"No, I'm almost one. I was saved last year, end of February, beginning of March, I don't remember the date. Since then, everything's new, everything that came before is gone. I guess it's no wonder I act young? Everything's new. There's so much I never knew before, never experienced. Sobriety is the most amazing high ever!"
He'd gone from sad and gloomy to completely elated in less than a minute. Little Aidan does that, too. It's like neither man nor baby has any emotional momentum. They feel what they feel right now, and what they felt last minute is irrelevant. I'm not entirely sure Andy is sane, actually, but he is a good man, and at least he's coherent. When he first arrived he wasn't quite.
"You came here in March," I told him, thinking about how he was when he arrived. "When did you steal the bicycle?" Instantly, his rueful smile was back.
"I think that was--mid-February, thereabouts. I was trying so hard to get back on my feet, but I couldn't. I was cold all the time and I was still using. Everything was happening so fast. It's like, you're supposed to be up here" he held his hand up about shoulder height, "living a normal life, you know? And you fall down a bit, you make mistakes, and you try to climb back up again. But gravity is against you, and you keep falling. You make enough mistakes, you fall far enough, and you can pedal and pedal and pedal and still you'll never make it. Or, it's like being in debt, trying to pay it off, and you never do, so you have to borrow more just to survive and your debt gets bigger...but now my debt is paid in full by Jesus Christ. I don't have to feel guilty all the time anymore. I can live my life and try to be the best man I can be, today."

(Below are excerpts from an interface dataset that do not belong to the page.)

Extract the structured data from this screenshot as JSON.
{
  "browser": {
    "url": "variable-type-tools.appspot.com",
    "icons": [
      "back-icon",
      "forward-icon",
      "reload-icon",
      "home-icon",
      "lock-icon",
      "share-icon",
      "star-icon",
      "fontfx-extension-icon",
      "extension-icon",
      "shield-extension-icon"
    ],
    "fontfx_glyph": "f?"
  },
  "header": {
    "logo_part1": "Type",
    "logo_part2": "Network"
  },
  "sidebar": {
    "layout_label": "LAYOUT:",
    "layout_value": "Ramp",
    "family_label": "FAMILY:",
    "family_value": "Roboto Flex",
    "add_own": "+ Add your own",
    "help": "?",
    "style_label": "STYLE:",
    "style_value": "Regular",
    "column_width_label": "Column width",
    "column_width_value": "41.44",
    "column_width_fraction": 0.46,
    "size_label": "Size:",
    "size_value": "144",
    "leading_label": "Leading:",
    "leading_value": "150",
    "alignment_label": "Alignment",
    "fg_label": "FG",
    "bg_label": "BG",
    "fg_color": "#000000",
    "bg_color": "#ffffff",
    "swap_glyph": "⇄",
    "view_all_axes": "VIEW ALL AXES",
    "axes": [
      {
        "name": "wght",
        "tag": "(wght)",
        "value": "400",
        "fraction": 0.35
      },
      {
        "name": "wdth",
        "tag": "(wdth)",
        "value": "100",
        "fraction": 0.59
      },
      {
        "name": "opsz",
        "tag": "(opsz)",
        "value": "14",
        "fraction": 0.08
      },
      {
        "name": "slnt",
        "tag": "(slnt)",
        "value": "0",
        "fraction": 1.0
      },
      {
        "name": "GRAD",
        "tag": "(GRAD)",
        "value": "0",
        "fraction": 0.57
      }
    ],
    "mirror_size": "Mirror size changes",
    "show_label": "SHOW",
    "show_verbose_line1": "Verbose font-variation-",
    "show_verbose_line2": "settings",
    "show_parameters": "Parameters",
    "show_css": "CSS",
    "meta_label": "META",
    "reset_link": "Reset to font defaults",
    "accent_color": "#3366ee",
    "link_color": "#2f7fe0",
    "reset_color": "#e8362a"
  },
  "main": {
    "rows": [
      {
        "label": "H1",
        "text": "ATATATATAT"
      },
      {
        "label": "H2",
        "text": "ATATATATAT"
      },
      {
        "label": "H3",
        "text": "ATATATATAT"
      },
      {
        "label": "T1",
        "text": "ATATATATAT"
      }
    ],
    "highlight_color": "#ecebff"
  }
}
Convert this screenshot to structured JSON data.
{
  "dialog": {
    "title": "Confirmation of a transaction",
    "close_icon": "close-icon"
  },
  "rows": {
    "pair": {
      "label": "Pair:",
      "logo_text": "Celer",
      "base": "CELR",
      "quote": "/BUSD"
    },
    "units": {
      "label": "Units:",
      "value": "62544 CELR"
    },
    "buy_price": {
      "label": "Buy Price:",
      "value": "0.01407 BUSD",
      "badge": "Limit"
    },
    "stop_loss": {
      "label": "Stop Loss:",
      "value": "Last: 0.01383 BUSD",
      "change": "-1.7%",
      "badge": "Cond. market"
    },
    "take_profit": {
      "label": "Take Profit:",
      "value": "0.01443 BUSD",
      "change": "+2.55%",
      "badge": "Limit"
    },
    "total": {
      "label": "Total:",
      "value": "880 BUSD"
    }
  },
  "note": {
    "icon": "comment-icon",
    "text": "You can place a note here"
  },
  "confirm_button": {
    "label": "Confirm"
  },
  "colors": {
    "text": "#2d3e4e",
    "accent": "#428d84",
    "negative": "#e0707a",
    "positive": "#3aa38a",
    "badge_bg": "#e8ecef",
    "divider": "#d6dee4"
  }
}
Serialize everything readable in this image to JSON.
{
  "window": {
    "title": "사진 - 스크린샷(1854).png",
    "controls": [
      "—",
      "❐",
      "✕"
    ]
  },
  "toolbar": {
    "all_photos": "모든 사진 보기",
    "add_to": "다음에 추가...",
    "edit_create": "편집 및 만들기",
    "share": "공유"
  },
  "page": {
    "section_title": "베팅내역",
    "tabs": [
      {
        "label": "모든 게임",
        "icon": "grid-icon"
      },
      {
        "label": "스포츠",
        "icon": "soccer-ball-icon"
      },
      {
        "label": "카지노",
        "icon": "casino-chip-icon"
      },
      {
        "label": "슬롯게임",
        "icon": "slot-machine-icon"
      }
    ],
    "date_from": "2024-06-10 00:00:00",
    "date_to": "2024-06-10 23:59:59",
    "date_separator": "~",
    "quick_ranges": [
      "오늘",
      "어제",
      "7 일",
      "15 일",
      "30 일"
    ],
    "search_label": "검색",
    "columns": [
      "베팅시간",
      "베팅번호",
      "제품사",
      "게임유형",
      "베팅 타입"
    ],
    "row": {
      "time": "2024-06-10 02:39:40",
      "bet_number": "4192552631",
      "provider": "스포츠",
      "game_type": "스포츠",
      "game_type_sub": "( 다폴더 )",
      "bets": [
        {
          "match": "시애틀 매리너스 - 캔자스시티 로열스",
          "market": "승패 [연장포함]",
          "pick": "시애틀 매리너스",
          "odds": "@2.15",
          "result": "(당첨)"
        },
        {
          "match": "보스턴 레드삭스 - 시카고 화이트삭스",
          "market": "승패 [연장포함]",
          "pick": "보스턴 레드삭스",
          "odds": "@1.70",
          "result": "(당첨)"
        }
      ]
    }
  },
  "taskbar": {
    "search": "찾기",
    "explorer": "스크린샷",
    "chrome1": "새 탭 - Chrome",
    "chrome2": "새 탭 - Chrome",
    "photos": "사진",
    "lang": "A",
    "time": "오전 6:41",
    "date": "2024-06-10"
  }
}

"Well, you've certainly worked hard at that this past year. I think you are a very good man."
"No, no, no. I haven't worked," Andy protested. "My best work...got me into stealing bicycles. God worked. God worked on me. I couldn't have done it. I'm a miracle. It's like they call it a self-help program, but it isn't. I can't help myself, I tried, I failed. It's a God-help program."
I assume he was talking about NA. I know he goes--he's not exactly anonymous about it. And I had thought he was more or less quoting things he's heard in meetings. I remember there was a lot of that when I used to go to open AA and Al-Anon meetings, all these phrases that everyone keeps repeating to each other,like a new habit. But that one about the God-help program sounded different, both unfamiliar and familiar at the same time. I must have frowned or something, because Andy looked at me sharply.
"You know who told me that," he said. It wasn't a question.
"Yes," I told him, finally.
[Next Post: Friday, January 3rd: New Years]